Rafael Calduch Cervera explains the transformation of the Russian security agenda, culminating in Putin‘s speech at the 43rd International Security Policy Conference in which he promised to oppose the unilateral hegemony of the United States when necessary to preserve Russia‘s best interests. In Calduch Cervera‘s opinion, the current President of the United States transformed the history of past multilateral action by unilaterally invading Iraq, and Russia has followed suit, transforming its security agenda on all fronts. The Western powers must take Putin‘s statement very seriously in order to uphold good relations with Russia for the greater stability of Europe and the world.

DURING THE 43rd INTERNATIONAL SECURITY POLICY CONFERENCE, celebrated in Munichsident Vladimir Putin surprised Western political leaders with his rhetoric. The talking heads of the world seized upon the opportunity to claim that the Cold War had returned (The Times 2/12/2007) and that listening to Putin’s speech was like taking a cold shower (Financial Times 2/23/2007). Yet, by analyzing the contents of the rhetoric, we can avoid these alarmist interpretations.

Putin’s central point was that Russia, as a world power, would not be afraid to oppose Washington’s unilateral hegemonic actions when they run counter to the interests of the Kremlin. Putin warned that he would use a combined strategy of multilateralism, legality, disarmament, diplomatic pressure, and political negotiation. This warning call from the Russian leader should be considered as very significant. It will transform the official position of all of the institutions of Russia, and will continue on as policy even after Putin has stepped down.

Of course, Putin’s formulation that the world is currently under a unipolar system doesn’t correspond with the international context since the fall of the Berlin Wall.
While some North American and European leaders do consider the United States to be the one true hegemon, before the current President, the foreign policies developed by Bush Sr. and Clinton were implemented with multilateral support that involved the recognition and diplomatic approval of Russia.

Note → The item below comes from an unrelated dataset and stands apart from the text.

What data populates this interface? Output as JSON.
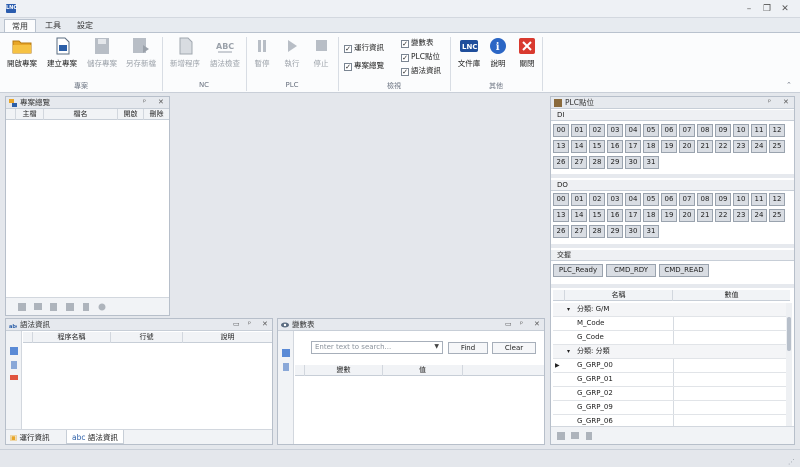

The same multilateralism that led to international interventions in the Balkans and the Middle East, as well as numerous peace-keeping operations under the flag of the United Nations, also contributed to the amplification of NATO to include Central Europe and the extinct Soviet Union, the transformation of the CSCE into the OSCE, and the incorporation of Russia into the G-8. One exception, however, that may be noteworthy, was NATO’s intervention in Kosovo in 1999.

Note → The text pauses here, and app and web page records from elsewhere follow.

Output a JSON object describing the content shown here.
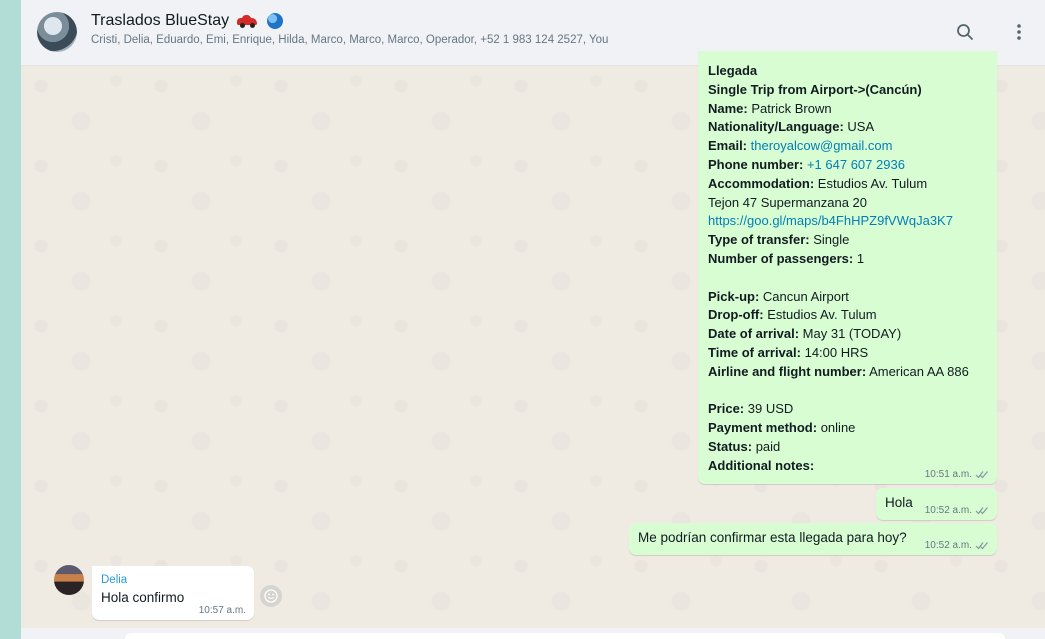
{
  "header": {
    "group_name": "Traslados BlueStay",
    "participants": "Cristi, Delia, Eduardo, Emi, Enrique, Hilda, Marco, Marco, Marco, Operador, +52 1 983 124 2527, You",
    "icons": [
      "car-icon",
      "globe-icon",
      "search-icon",
      "menu-dots-icon"
    ]
  },
  "messages": {
    "booking": {
      "title": "Llegada",
      "subtitle": "Single Trip from Airport->(Cancún)",
      "name_label": "Name:",
      "name_value": "Patrick Brown",
      "nationality_label": "Nationality/Language:",
      "nationality_value": "USA",
      "email_label": "Email:",
      "email_value": "theroyalcow@gmail.com",
      "phone_label": "Phone number:",
      "phone_value": "+1 647 607 2936",
      "accommodation_label": "Accommodation:",
      "accommodation_value": "Estudios Av. Tulum",
      "address": "Tejon 47 Supermanzana 20",
      "maps_link": "https://goo.gl/maps/b4FhHPZ9fVWqJa3K7",
      "transfer_label": "Type of transfer:",
      "transfer_value": "Single",
      "passengers_label": "Number of passengers:",
      "passengers_value": "1",
      "pickup_label": "Pick-up:",
      "pickup_value": "Cancun Airport",
      "dropoff_label": "Drop-off:",
      "dropoff_value": "Estudios Av. Tulum",
      "date_label": "Date of arrival:",
      "date_value": "May 31 (TODAY)",
      "time_label": "Time of arrival:",
      "time_value": "14:00 HRS",
      "airline_label": "Airline and flight number:",
      "airline_value": "American AA 886",
      "price_label": "Price:",
      "price_value": "39 USD",
      "payment_label": "Payment method:",
      "payment_value": "online",
      "status_label": "Status:",
      "status_value": "paid",
      "notes_label": "Additional notes:",
      "time": "10:51 a.m."
    },
    "hola": {
      "text": "Hola",
      "time": "10:52 a.m."
    },
    "question": {
      "text": "Me podrían confirmar esta llegada para hoy?",
      "time": "10:52 a.m."
    },
    "reply": {
      "sender": "Delia",
      "text": "Hola confirmo",
      "time": "10:57 a.m."
    }
  },
  "colors": {
    "outgoing_bubble": "#d9fdd3",
    "incoming_bubble": "#ffffff",
    "link": "#027eb5",
    "read_ticks": "#53bdeb"
  }
}
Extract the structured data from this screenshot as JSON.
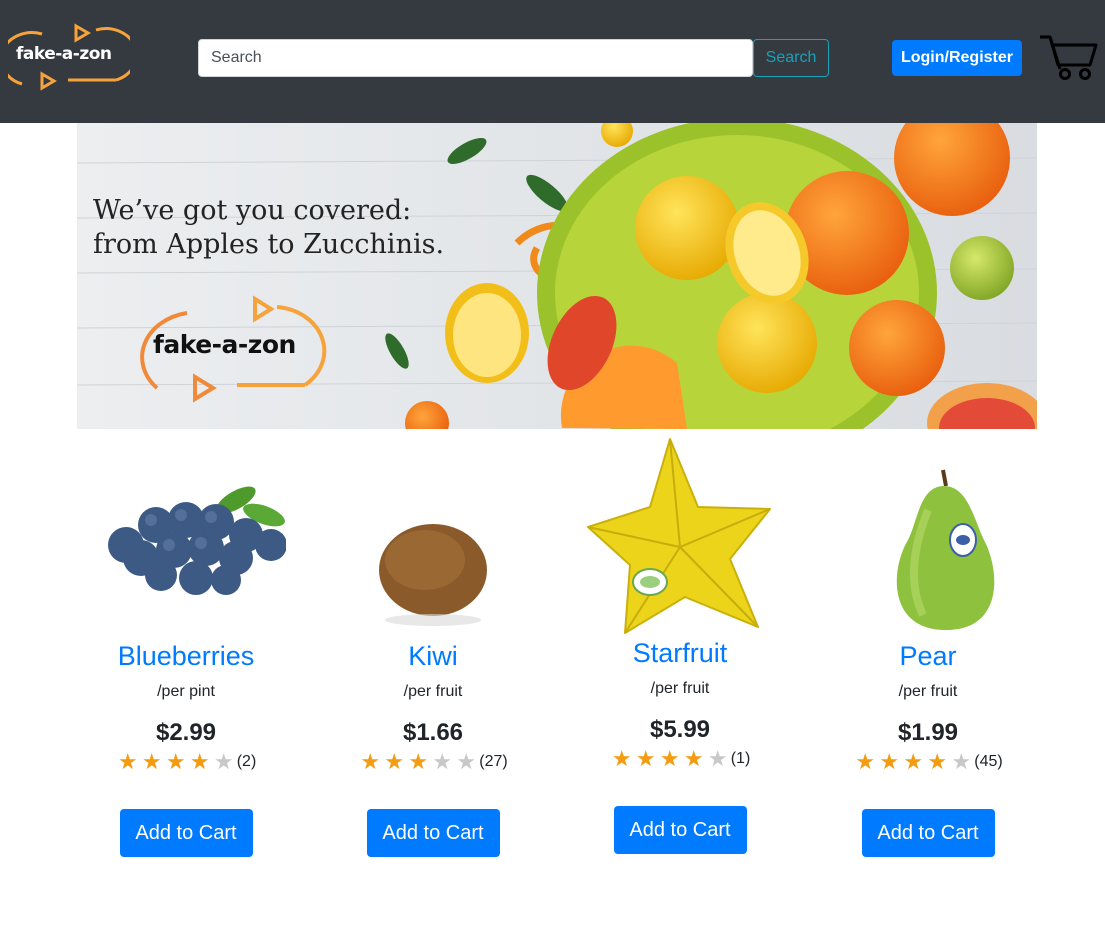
{
  "brand": {
    "logo_text": "fake-a-zon"
  },
  "search": {
    "placeholder": "Search",
    "button_label": "Search"
  },
  "nav": {
    "login_label": "Login/Register"
  },
  "banner": {
    "line1": "We’ve got you covered:",
    "line2": "from Apples to Zucchinis.",
    "logo_text": "fake-a-zon"
  },
  "colors": {
    "navbar": "#343a40",
    "primary": "#007bff",
    "info": "#17a2b8",
    "star": "#f39c12",
    "logo_orange": "#f7a33c"
  },
  "products": [
    {
      "name": "Blueberries",
      "unit": "/per pint",
      "price": "$2.99",
      "rating": 4,
      "reviews": "(2)",
      "cta": "Add to Cart",
      "icon": "blueberries-image"
    },
    {
      "name": "Kiwi",
      "unit": "/per fruit",
      "price": "$1.66",
      "rating": 3,
      "reviews": "(27)",
      "cta": "Add to Cart",
      "icon": "kiwi-image"
    },
    {
      "name": "Starfruit",
      "unit": "/per fruit",
      "price": "$5.99",
      "rating": 4,
      "reviews": "(1)",
      "cta": "Add to Cart",
      "icon": "starfruit-image"
    },
    {
      "name": "Pear",
      "unit": "/per fruit",
      "price": "$1.99",
      "rating": 4,
      "reviews": "(45)",
      "cta": "Add to Cart",
      "icon": "pear-image"
    }
  ]
}
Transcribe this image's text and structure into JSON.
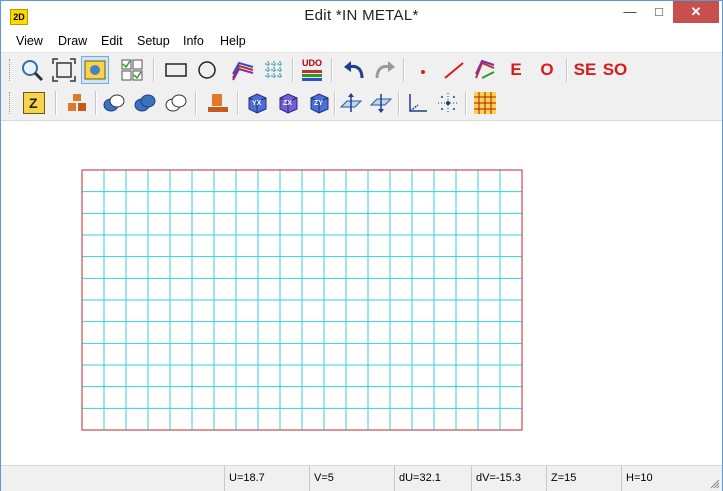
{
  "window": {
    "app_icon_label": "2D",
    "title": "Edit   *IN METAL*",
    "min_glyph": "—",
    "max_glyph": "□",
    "close_glyph": "✕"
  },
  "menu": [
    {
      "label": "View"
    },
    {
      "label": "Draw"
    },
    {
      "label": "Edit"
    },
    {
      "label": "Setup"
    },
    {
      "label": "Info"
    },
    {
      "label": "Help"
    }
  ],
  "toolbar1": {
    "udo_label": "UDO",
    "e_label": "E",
    "o_label": "O",
    "se_label": "SE",
    "so_label": "SO"
  },
  "toolbar2": {
    "z_label": "Z",
    "yx_label": "YX",
    "zx_label": "ZX",
    "zy_label": "ZY"
  },
  "grid": {
    "columns": 20,
    "rows": 12,
    "line_color": "#2fd3df",
    "border_color": "#c0262c"
  },
  "status": {
    "u": "U=18.7",
    "v": "V=5",
    "du": "dU=32.1",
    "dv": "dV=-15.3",
    "z": "Z=15",
    "h": "H=10"
  }
}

It was only during the current presidency of George W. Bush, that multilateral action with Russia and other European allies began to break down. Without a doubt, the attacks of September 11th radicalized the unilateralist tendencies of American foreign policy. Yet, multilateralism was not completely discarded. The maintenance of Euro-Atlantic dialogue, the creation of the quartet (The United States-Russia-European Union-UN) to manage the pacification of Palestine and Israel, and the negotiations being held to resolve the crises of Iran and North Korea, serve as undeniable proof of this reality.

But the military intervention in Iraq in 2003, with the participation of the United Kingdom and the support of Spain, ostensibly reinforced the Russian perception that the White House aspired to restore unilateral global hegemony. Additional American and European initiatives reinforced this perception by directly affecting the national interests of Russia without Moscow’s prior consent.

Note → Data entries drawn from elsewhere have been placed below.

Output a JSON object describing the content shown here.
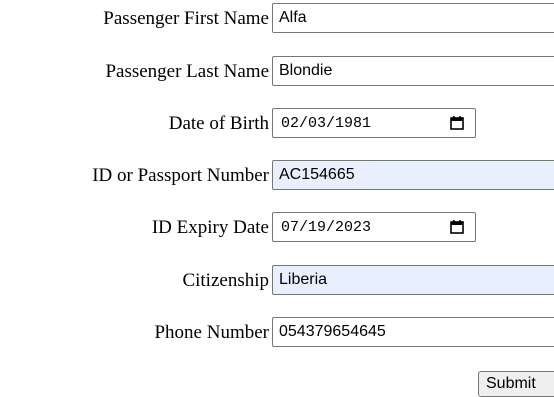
{
  "form": {
    "fields": [
      {
        "label": "Passenger First Name",
        "value": "Alfa",
        "type": "text",
        "autofilled": false
      },
      {
        "label": "Passenger Last Name",
        "value": "Blondie",
        "type": "text",
        "autofilled": false
      },
      {
        "label": "Date of Birth",
        "value": "02/03/1981",
        "type": "date",
        "autofilled": false
      },
      {
        "label": "ID or Passport Number",
        "value": "AC154665",
        "type": "text",
        "autofilled": true
      },
      {
        "label": "ID Expiry Date",
        "value": "07/19/2023",
        "type": "date",
        "autofilled": false
      },
      {
        "label": "Citizenship",
        "value": "Liberia",
        "type": "text",
        "autofilled": true
      },
      {
        "label": "Phone Number",
        "value": "054379654645",
        "type": "text",
        "autofilled": false
      }
    ],
    "submit_label": "Submit",
    "icons": {
      "date_picker": "calendar-icon"
    },
    "colors": {
      "autofill_background": "#e8f0fe",
      "border": "#767676",
      "button_background": "#efefef"
    }
  }
}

The military presence of the United States in certain central Asian republics, its developing influence in the Caucuses, especially throughout Georgia, and the support of Washington for the anti-Russian policies of Poland and the Baltic States, combined with the interfering policies of the EU in the electoral processes of the Ukraine, Belarus, and Moldova, have induced in the Kremlin a worrisome vision about its future as a regional and global power. Ukraine and Georgia are also moving to join NATO and extend the new anti-missile defense umbrella farther east, further troubling Russia. This same NATO that was founded to balance against the military might of the Soviet Union, has had as its political and military policy the justification of the American Secretary of Defense, Gates, as well as the Secretary General of the Organization, Jaap de Hoop.

The systematic blockade of Russia from entering the World Trade Organization has also been difficult to justify before Russian leaders. While the excuse up until now has been largely economic, the membership of unstable countries like Moldova and Georgia are difficult to explain away.

Finally, the growing criticism of the West to Russia’s new energy policy has further complicated communication. The dissolution of the artificial prices granted until now to the Ukraine and Belarus, and the incorporation of Russian businesses as shareholders of strategic EU businesses, have become objects of criticism, legal action, and policies of resistance from the governments of Western Europe. These measures demonstrate that the Russian security agenda has adapted from a focus on only the political-military, to a multidimensional stance.

The recent political crisis in the Ukraine demonstrated the urgency of rethinking relations between Russia, the EU, and the United States in order to secure European and global stability. And while it is possible to doubt the will and capacity of Moscow to move forward with its new foreign policy orientation (see conclusions of the International Conference of Safe Democracy), we must take Putin’s warning very seriously if we want to maintain good relations with Russia over the coming years.